Texas Railroad History - Tower 10 - Dallas
A Crossing of the Gulf, Colorado & Santa Fe Railway and the Houston & Texas Central Railway
1930 Aerial Photo, Tower 10
In October 1930, Sherman Mills Fairchild took 93 aerial photographs
of Dallas and surrounding areas commissioned by the City of Dallas,
now available on-line from Southern Methodist University. This magnified
image shows Tower 10 located due south of the crossing, casting a
black shadow to the north. This is the only image of Tower 10 we have
been able to locate (thanks to Dennis Hogan for the tip).
The Houston & Texas Central (H&TC) Railway entered Dallas from the south in 1872, the first railroad into this future metropolis. In 1880, the Dallas, Cleburne & Rio Grande Railroad completed a narrow gauge railroad between Dallas and Cleburne that crossed the H&TC, but the new line was immediately abandoned upon completion. The assets were then acquired by the newly chartered Chicago, Texas and Mexican Central Railway which planned to convert it to standard gauge. The conversion was not actually accomplished until after the Gulf, Colorado & Santa Fe (GC&SF) Railway acquired the line in 1882.

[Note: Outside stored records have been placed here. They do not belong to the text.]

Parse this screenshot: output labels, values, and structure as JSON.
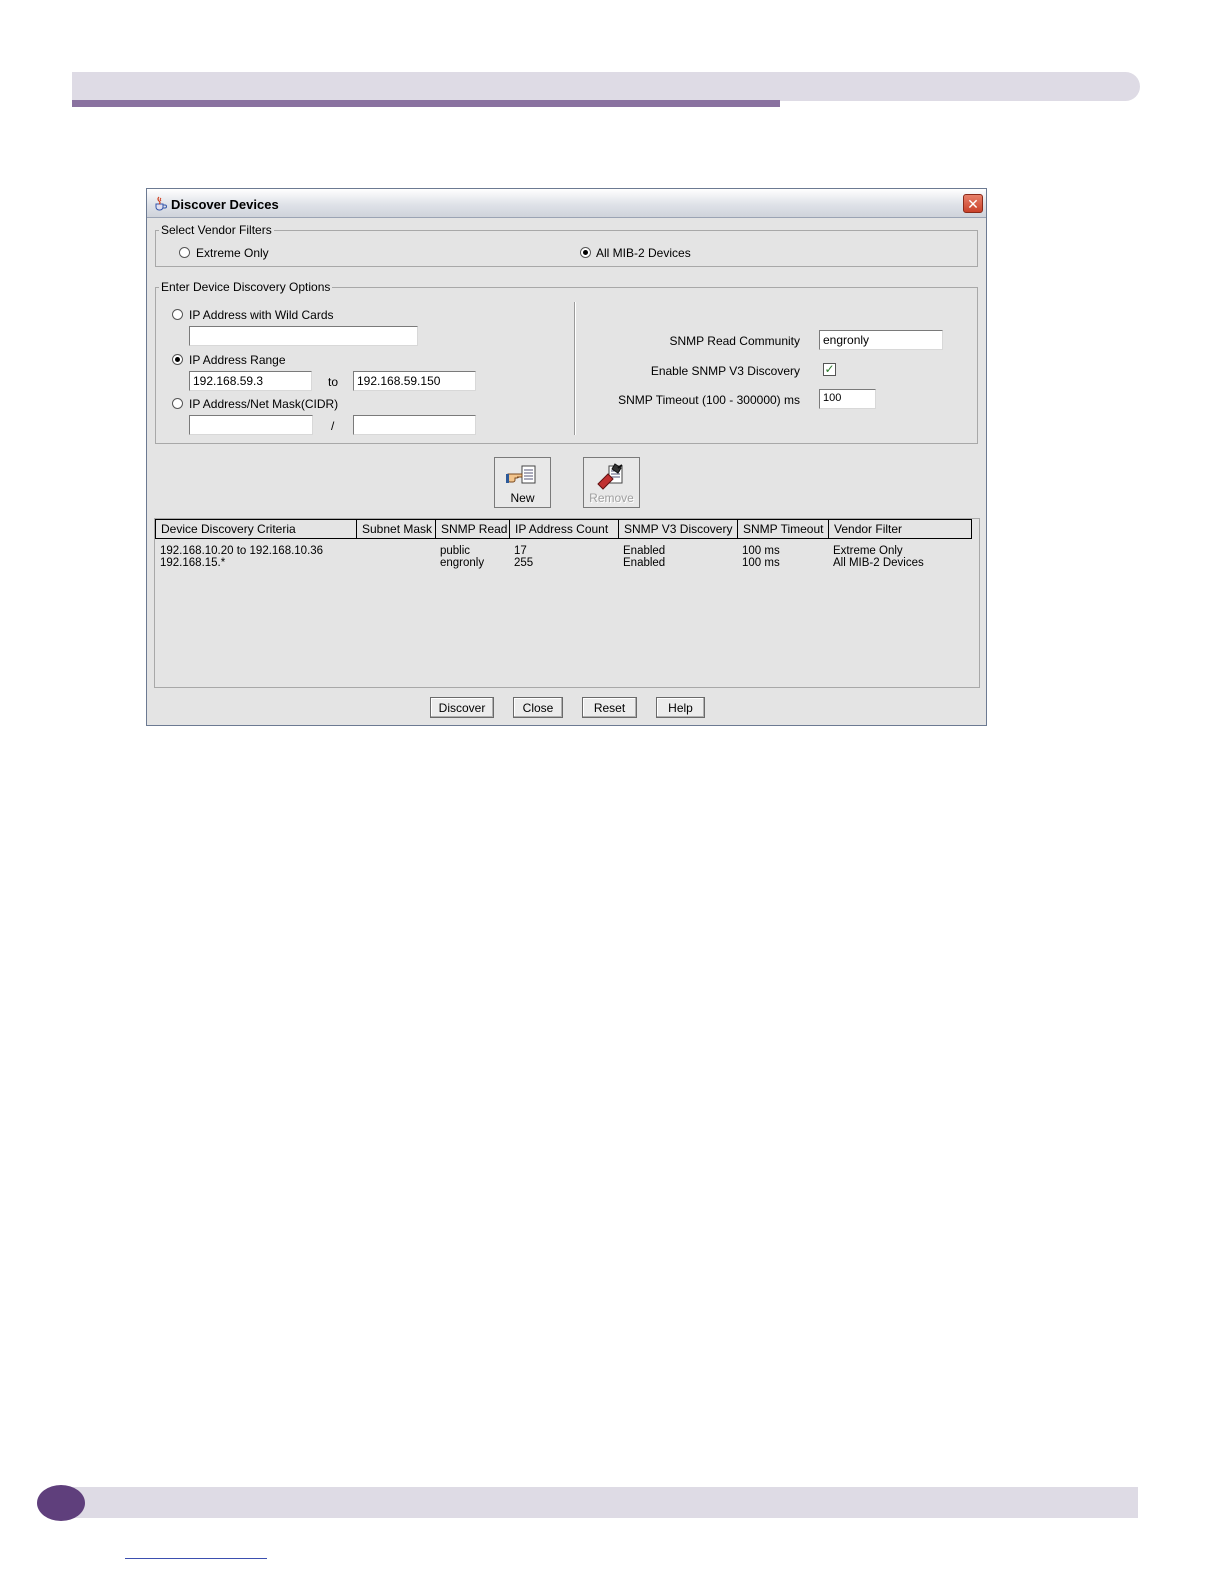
{
  "dialog": {
    "title": "Discover Devices",
    "close_glyph": "✕"
  },
  "vendor_filters": {
    "legend": "Select Vendor Filters",
    "options": [
      {
        "label": "Extreme Only",
        "selected": false
      },
      {
        "label": "All MIB-2 Devices",
        "selected": true
      }
    ]
  },
  "discovery_options": {
    "legend": "Enter Device Discovery Options",
    "wildcard": {
      "label": "IP Address with Wild Cards",
      "selected": false,
      "value": ""
    },
    "range": {
      "label": "IP Address Range",
      "selected": true,
      "from": "192.168.59.3",
      "to_label": "to",
      "to": "192.168.59.150"
    },
    "cidr": {
      "label": "IP Address/Net Mask(CIDR)",
      "selected": false,
      "address": "",
      "separator": "/",
      "mask": ""
    },
    "snmp_read_community": {
      "label": "SNMP Read Community",
      "value": "engronly"
    },
    "snmp_v3": {
      "label": "Enable SNMP V3 Discovery",
      "checked": true,
      "check_glyph": "✓"
    },
    "snmp_timeout": {
      "label": "SNMP Timeout (100 - 300000) ms",
      "value": "100"
    }
  },
  "toolbar": {
    "new_label": "New",
    "remove_label": "Remove"
  },
  "table": {
    "columns": [
      "Device Discovery Criteria",
      "Subnet Mask",
      "SNMP Read",
      "IP Address Count",
      "SNMP V3 Discovery",
      "SNMP Timeout",
      "Vendor Filter"
    ],
    "rows": [
      [
        "192.168.10.20 to 192.168.10.36",
        "",
        "public",
        "17",
        "Enabled",
        "100 ms",
        "Extreme Only"
      ],
      [
        "192.168.15.*",
        "",
        "engronly",
        "255",
        "Enabled",
        "100 ms",
        "All MIB-2 Devices"
      ]
    ]
  },
  "buttons": {
    "discover": "Discover",
    "close": "Close",
    "reset": "Reset",
    "help": "Help"
  },
  "colors": {
    "header_purple": "#8a72a0",
    "header_band": "#dedbe5",
    "footer_circle": "#5f3f7c"
  }
}
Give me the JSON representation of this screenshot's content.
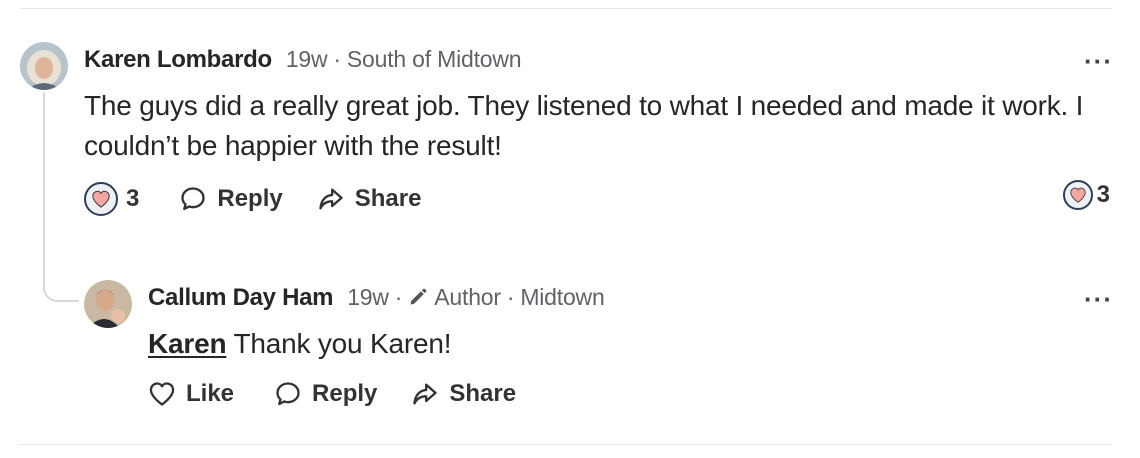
{
  "comments": [
    {
      "author": "Karen Lombardo",
      "time": "19w",
      "separator": "·",
      "location": "South of Midtown",
      "text": "The guys did a really great job. They listened to what I needed and made it work. I couldn’t be happier with the result!",
      "reaction_count": "3",
      "reply_label": "Reply",
      "share_label": "Share",
      "side_reaction_count": "3",
      "more_label": "···"
    },
    {
      "author": "Callum Day Ham",
      "time": "19w",
      "separator": "·",
      "role": "Author",
      "location": "Midtown",
      "mention": "Karen",
      "text": " Thank you Karen!",
      "like_label": "Like",
      "reply_label": "Reply",
      "share_label": "Share",
      "more_label": "···"
    }
  ],
  "colors": {
    "heart_fill": "#f4a6a0",
    "badge_border": "#2f3e5a",
    "meta_text": "#5f6368"
  }
}
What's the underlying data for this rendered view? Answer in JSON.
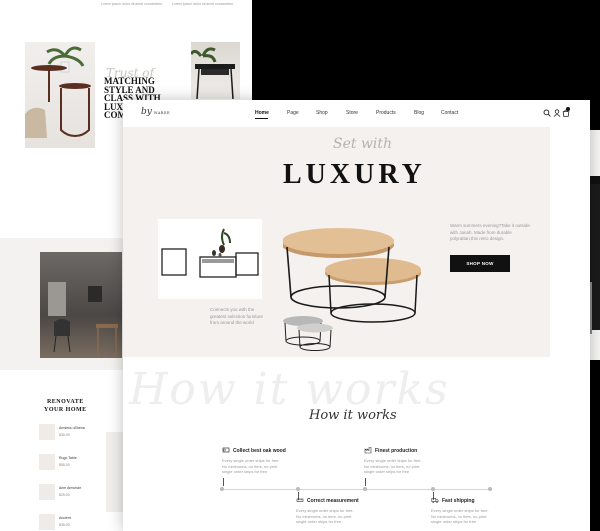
{
  "back_page": {
    "top_text_1": "Lorem ipsum dolor sit amet consectetur",
    "top_text_2": "Lorem ipsum dolor sit amet consectetur",
    "headline_script": "Trust of",
    "headline": "MATCHING STYLE AND CLASS WITH LUXURY AND COM",
    "renovate_line1": "RENOVATE",
    "renovate_line2": "YOUR HOME",
    "products": [
      {
        "name": "Armless uShena",
        "price": "$35.00"
      },
      {
        "name": "Rugo Table",
        "price": "$55.00"
      },
      {
        "name": "Arim Armchair",
        "price": "$25.00"
      },
      {
        "name": "Ancient",
        "price": "$35.00"
      }
    ]
  },
  "nav": {
    "logo_script": "by",
    "logo_small": "WAREE",
    "items": [
      "Home",
      "Page",
      "Shop",
      "Store",
      "Products",
      "Blog",
      "Contact"
    ],
    "active": "Home",
    "icons": [
      "search-icon",
      "user-icon",
      "cart-icon"
    ]
  },
  "hero": {
    "script": "Set with",
    "title": "LUXURY",
    "caption": "Connects you with the greatest selection furniture from around the world",
    "description": "Warm summers evening?Take it outside with Janah. Made from durable polyrattan,this retro design.",
    "button": "SHOP NOW"
  },
  "how_it_works": {
    "background_script": "How it works",
    "title": "How it works",
    "steps": [
      {
        "title": "Collect best oak wood",
        "text": "Every single order ships for free. No minimums, no tiers, no print single order ships for free",
        "icon": "wood-icon"
      },
      {
        "title": "Finest production",
        "text": "Every single order ships for free. No minimums, no tiers, no print single order ships for free",
        "icon": "factory-icon"
      },
      {
        "title": "Correct measurement",
        "text": "Every single order ships for free. No minimums, no tiers, no print single order ships for free",
        "icon": "measure-icon"
      },
      {
        "title": "Fast shipping",
        "text": "Every single order ships for free. No minimums, no tiers, no print single order ships for free",
        "icon": "truck-icon"
      }
    ]
  },
  "colors": {
    "hero_bg": "#f5f1ee",
    "accent": "#111111",
    "wood": "#d9b285"
  }
}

In 1903, Tower 10 became the first numbered electric interlocking in Texas, protecting the crossing of the H&TC and GC&SF in south Dallas. On July 23, 1932, a proposal was submitted by GC&SF to combine Tower 10 with Tower 19, and on September 28, 1932, a letter was sent by the Railroad Commission of Texas (RCT) Engineering Dept. to the Commissioners recommending approval. Tower 10 was near Tower 19, and references in the Tower 19 RCT file to "Interlocker10-19", as well as a detailed interlocking map, lead to the conclusion that even after Towers 10 and 19 were combined in 1933, the interlocking machines were not combined; they were just co-located and they maintained their documentation separately. There are references in the RCT files to "Interlocker 10-19" and a 1961 reference to "Interlockers No. 10 and 22" [Tower 22 being along the Santa Fe line further to the northeast]. Thus, the 1944 listed retirement date of the tower may not correlate with the retirement of the interlocker, and might be a demolition date for the structure. In any event, Interlocker 10 was apparently still being used in 1961.
Historic Maps, Tower 10
Above: The location of Tower 10 is illustrated on the 1922 Sanborn Fire Insurance map of Dallas. The Sanborn map shows that the
tower was located on the south side of the diamond. A magnification of the map (below) shows that the "Interlocking Tower" was
a 2-story structure with an outer staircase on the west side of the building.
1930 Aerial Photo, Tower 10 and Vicinity
Above: This wider view of the Fairchild aerial photo shows the H&TC running diagonally
across the image. The Tower 10 junction is at upper left. Note the crossing in the center of the
image where the H&TC crossed the Dallas Terminal Railway, a junction presumably controlled
by Tower 10. Numerous exchange tracks among the railroads are also visible.
Location Map Tower 10
Above: Annotated map of Tower 10 and Tower 19 locations south of downtown Dallas. The Dallas
Terminal Railroad (mistakenly identified in the above map as "DUT") and the Missouri-Kansas-Texas
(MKT) Railroad also had tracks operating in this vicinity.
Below: This aerial image facing north shows the current view of the Tower 10 crossing. The remnants of the original H&TC route are now used as
industrial tracks. North (left) of the crossing is a scrap metal facility. The double track is the Dallas Area Rapid Transit (DART) light rail line that
leads to their yard located just beyond the freeway. The Sanborn map shows this was also a double track in 1922. At lower right, a diamond
remains in place where the Dallas Terminal Railroad (DTR) and the H&TC crossed.
Observations by Frank
Before DART came along I used to go down to that part of town to watch the SP switch the Austin Steel
plant and some of the machine shops along Coombs St as well as checking out the Santa Fe operations
at their yard east of this location. The SP switcher came out of Miller yard past Belt Junction to the
northwest toward Tower 19 and just before it got to the tower it would take the switch to the right
that put it on a track parallel to the Santa Fe. Once past the backside of Austin Steel it took the
crossover to get to the north side of the Santa Fe tracks and turned to the north on an interchange
track onto the original H&TC line behind that scrap metal yard and then back across the diamond to
the south to get to the industries along Coombs St. These industries were originally accessed from
the west across SP's own bridge across S. Ervay, but that bridge was torn out some time around 1954
necessitating the movements described earlier.